Russia has “neither the facilities nor the conditions,” Geim said, adding that there was an unacceptable “level of bureaucracy, corruption and idiocracy.”
Novoselov questioned whether a scientist could find truly international research teams working in Russia. “I wouldn’t be able to attract the best students and scientists [in Russia],” he said.
Even the lure of Russia’s version of Silicon Valley at Skolkovo holds few temptations for either scientist.
Novoselov doubted that it could accommodate his preferred style of work in a “small dynamic lab.”
Geim, who has already publicly refused an invitation to work there, was reluctant to castigate any investment in scientific research but was not confident of Skolkovo’s success. He bastardized a quote by Mayakovsky, the futurist poet who killed himself in 1930, on the subject: “I know that Skolkovo will be / I know that the garden will blossom / When such Nobel Prize winners / Are in our Soviet country!”
Geim also said former Prime Minister Viktor Chernomyrdin’s famous remark springs to mind when he thinks of Skolkovo: “We tried our best, but it turned out as usual.”
Neither man likes to label himself a Russian or, indeed, a British scientist. Novoselov is particularly vehement that such national labels have no meaning. In the Manchester laboratory where he works there are 12 people, all from different countries. Modern science is “so international” that it makes no sense to talk about nationalities, he said.
Geim, who has German parents, is more conciliatory, allowing that he could be called a “European scientist.”
“Every nation now claims me,” he said, “and they have a right to do so.”
Both men cited their flexibility and willingness to experiment as the most important factors in their scientific accomplishments. “Only successes are recorded in history,” Geim said, emphasizing that there were also many failures on a “scattered and diffusive trajectory” toward the discovery of graphene.
A single sheet of carbon, one atom thick, graphene is very strong, very light and a good conductor of heat and electricity.
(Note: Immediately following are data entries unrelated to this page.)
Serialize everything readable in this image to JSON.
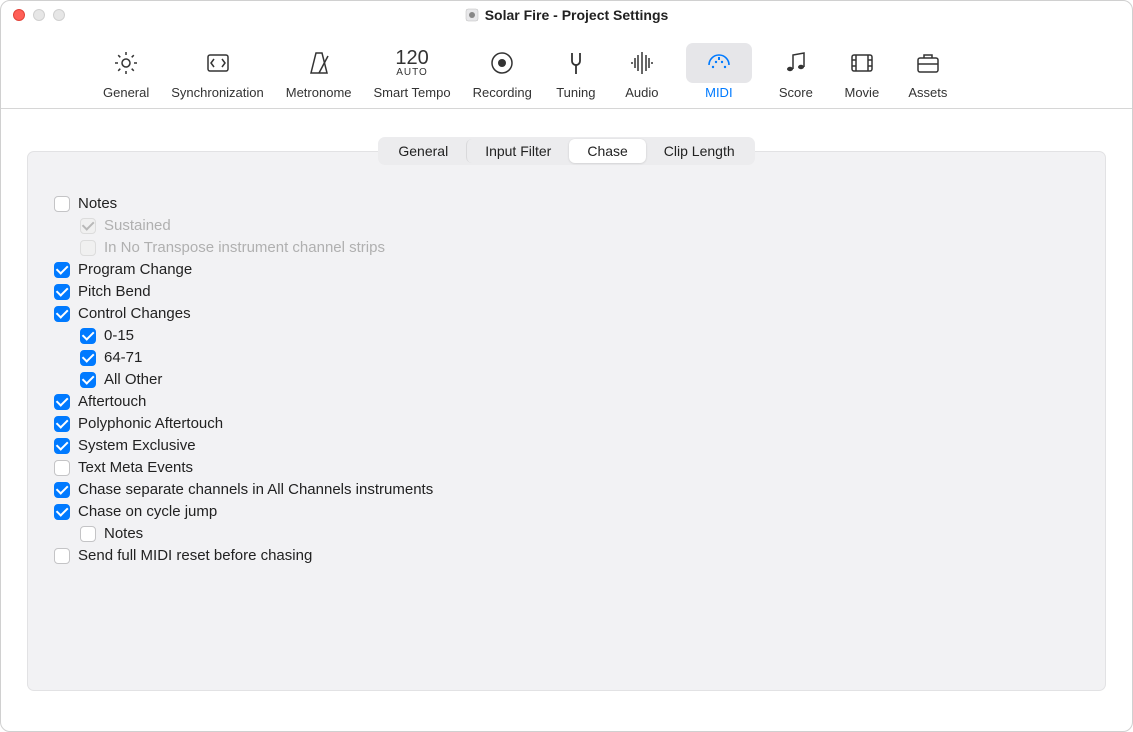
{
  "window": {
    "title": "Solar Fire - Project Settings"
  },
  "toolbar": {
    "items": [
      {
        "label": "General"
      },
      {
        "label": "Synchronization"
      },
      {
        "label": "Metronome"
      },
      {
        "label": "Smart Tempo",
        "bpm": "120",
        "auto": "AUTO"
      },
      {
        "label": "Recording"
      },
      {
        "label": "Tuning"
      },
      {
        "label": "Audio"
      },
      {
        "label": "MIDI"
      },
      {
        "label": "Score"
      },
      {
        "label": "Movie"
      },
      {
        "label": "Assets"
      }
    ]
  },
  "segments": {
    "items": [
      {
        "label": "General"
      },
      {
        "label": "Input Filter"
      },
      {
        "label": "Chase"
      },
      {
        "label": "Clip Length"
      }
    ]
  },
  "chase": {
    "notes": "Notes",
    "sustained": "Sustained",
    "in_no_transpose": "In No Transpose instrument channel strips",
    "program_change": "Program Change",
    "pitch_bend": "Pitch Bend",
    "control_changes": "Control Changes",
    "cc_0_15": "0-15",
    "cc_64_71": "64-71",
    "cc_all_other": "All Other",
    "aftertouch": "Aftertouch",
    "poly_aftertouch": "Polyphonic Aftertouch",
    "sysex": "System Exclusive",
    "text_meta": "Text Meta Events",
    "chase_separate": "Chase separate channels in All Channels instruments",
    "chase_cycle": "Chase on cycle jump",
    "cycle_notes": "Notes",
    "send_full_reset": "Send full MIDI reset before chasing"
  }
}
It has a huge number of possible applications, with the award citation mentioning its potential role in the development of touch screens, solar cells, bendable electronics, gas sensors and DNA sequencing.
Some scientists have predicted that the unusual properties of graphene at a molecular level eventually mean that it could be used in ultra-fast transistors, replacing the current material of choice, silicon.
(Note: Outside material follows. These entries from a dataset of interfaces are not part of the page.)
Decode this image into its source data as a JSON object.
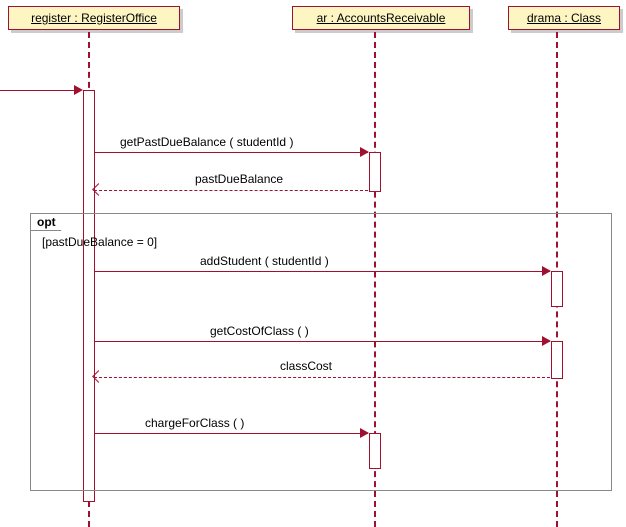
{
  "lifelines": {
    "register": "register : RegisterOffice",
    "ar": "ar : AccountsReceivable",
    "drama": "drama : Class"
  },
  "messages": {
    "getPastDue": "getPastDueBalance ( studentId )",
    "pastDueReturn": "pastDueBalance",
    "addStudent": "addStudent ( studentId )",
    "getCost": "getCostOfClass (  )",
    "classCostReturn": "classCost",
    "chargeForClass": "chargeForClass (  )"
  },
  "fragment": {
    "operator": "opt",
    "guard": "[pastDueBalance = 0]"
  },
  "chart_data": {
    "type": "sequence-diagram",
    "lifelines": [
      {
        "id": "register",
        "label": "register : RegisterOffice"
      },
      {
        "id": "ar",
        "label": "ar : AccountsReceivable"
      },
      {
        "id": "drama",
        "label": "drama : Class"
      }
    ],
    "messages": [
      {
        "from": "external",
        "to": "register",
        "label": "",
        "kind": "sync"
      },
      {
        "from": "register",
        "to": "ar",
        "label": "getPastDueBalance ( studentId )",
        "kind": "sync"
      },
      {
        "from": "ar",
        "to": "register",
        "label": "pastDueBalance",
        "kind": "return"
      },
      {
        "from": "register",
        "to": "drama",
        "label": "addStudent ( studentId )",
        "kind": "sync",
        "fragment": "opt"
      },
      {
        "from": "register",
        "to": "drama",
        "label": "getCostOfClass (  )",
        "kind": "sync",
        "fragment": "opt"
      },
      {
        "from": "drama",
        "to": "register",
        "label": "classCost",
        "kind": "return",
        "fragment": "opt"
      },
      {
        "from": "register",
        "to": "ar",
        "label": "chargeForClass (  )",
        "kind": "sync",
        "fragment": "opt"
      }
    ],
    "fragments": [
      {
        "operator": "opt",
        "guard": "[pastDueBalance = 0]",
        "covers": [
          "register",
          "ar",
          "drama"
        ]
      }
    ]
  }
}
Novoselov stressed that it had not all been smooth sailing. “[We] tried to invent some crazy ideas,” he said. The isolation of graphene required, in the end, “a bit of curiosity, a bit of luck.”
Geim previously received attention for using magnetic fields to levitate a live frog, a feat for which he received the prestigious spoof-science IgNobel Prize in 2000. This playful ingenuity was replicated in graphene’s discovery: The initial breakthrough was made using nothing more sophisticated than Scotch tape to strip layers off a block of graphite.
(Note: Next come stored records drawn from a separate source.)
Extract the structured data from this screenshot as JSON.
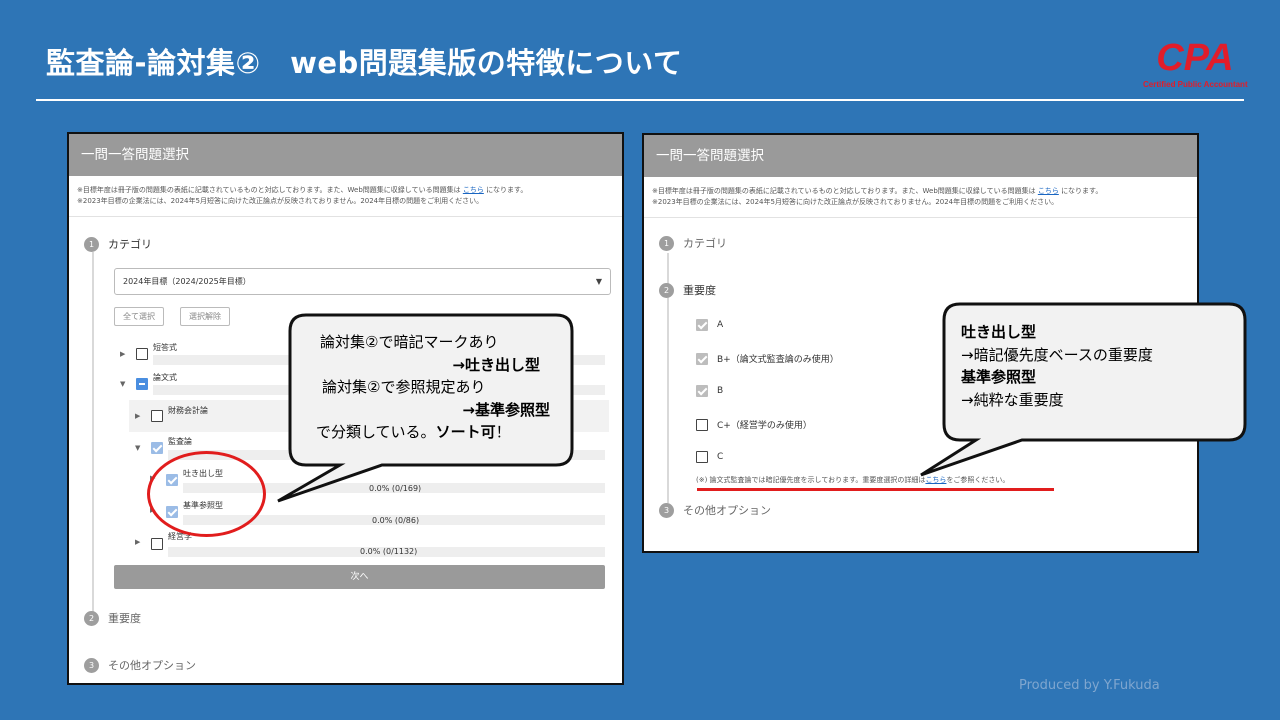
{
  "slide": {
    "title": "監査論-論対集②　web問題集版の特徴について",
    "logo_text": "CPA",
    "logo_sub": "Certified Public Accountant",
    "footer": "Produced by Y.Fukuda"
  },
  "left_panel": {
    "header": "一問一答問題選択",
    "note_line1_before": "※目標年度は冊子版の問題集の表紙に記載されているものと対応しております。また、Web問題集に収録している問題集は",
    "note_link": "こちら",
    "note_line1_after": "になります。",
    "note_line2": "※2023年目標の企業法には、2024年5月短答に向けた改正論点が反映されておりません。2024年目標の問題をご利用ください。",
    "step1": {
      "num": "1",
      "label": "カテゴリ"
    },
    "select_value": "2024年目標（2024/2025年目標）",
    "select_all": "全て選択",
    "deselect_all": "選択解除",
    "tree": {
      "short_answer": "短答式",
      "essay": "論文式",
      "financial_accounting": "財務会計論",
      "auditing": "監査論",
      "memorize_type": "吐き出し型",
      "memorize_progress": "0.0% (0/169)",
      "reference_type": "基準参照型",
      "reference_progress": "0.0% (0/86)",
      "management": "経営学",
      "management_progress": "0.0% (0/1132)"
    },
    "next_button": "次へ",
    "step2": {
      "num": "2",
      "label": "重要度"
    },
    "step3": {
      "num": "3",
      "label": "その他オプション"
    }
  },
  "right_panel": {
    "header": "一問一答問題選択",
    "step1": {
      "num": "1",
      "label": "カテゴリ"
    },
    "step2": {
      "num": "2",
      "label": "重要度"
    },
    "importance": [
      {
        "label": "A",
        "checked": true
      },
      {
        "label": "B+（論文式監査論のみ使用）",
        "checked": true
      },
      {
        "label": "B",
        "checked": true
      },
      {
        "label": "C+（経営学のみ使用）",
        "checked": false
      },
      {
        "label": "C",
        "checked": false
      }
    ],
    "imp_note_before": "(※) 論文式監査論では暗記優先度を示しております。重要度選択の詳細は",
    "imp_note_link": "こちら",
    "imp_note_after": "をご参照ください。",
    "step3": {
      "num": "3",
      "label": "その他オプション"
    }
  },
  "callout_left": {
    "line1": "論対集②で暗記マークあり",
    "line2": "→吐き出し型",
    "line3": "論対集②で参照規定あり",
    "line4": "→基準参照型",
    "line5_a": "で分類している。",
    "line5_b": "ソート可",
    "line5_c": "！"
  },
  "callout_right": {
    "line1": "吐き出し型",
    "line2": "→暗記優先度ベースの重要度",
    "line3": "基準参照型",
    "line4": "→純粋な重要度"
  },
  "colors": {
    "background": "#2e75b6",
    "panel_header": "#9a9a9a",
    "accent_red": "#e11d1d",
    "checkbox_blue": "#9bbce6"
  }
}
Novoselov, often perfunctory in his answers, appeared not to be enjoying his new public profile. Although he has used media interest to speak out against potential science funding cuts by the British government and criticize changes in Britain’s visa regime, he said he hopes that all the attention will die out as soon as possible. Receiving the Nobel Prize had been “life-changing,” Novoselov said, “but not necessarily in a good way.”
Geim said the experience has been a “nightmare.”
“Congratulations are fun, but not thousands,” he said.
He said he understood that after his win “every institution wants somehow to use me as an effigy on a pole in front of the government.”
“I will give it a year,” he said, and “see if I’m any good at it.”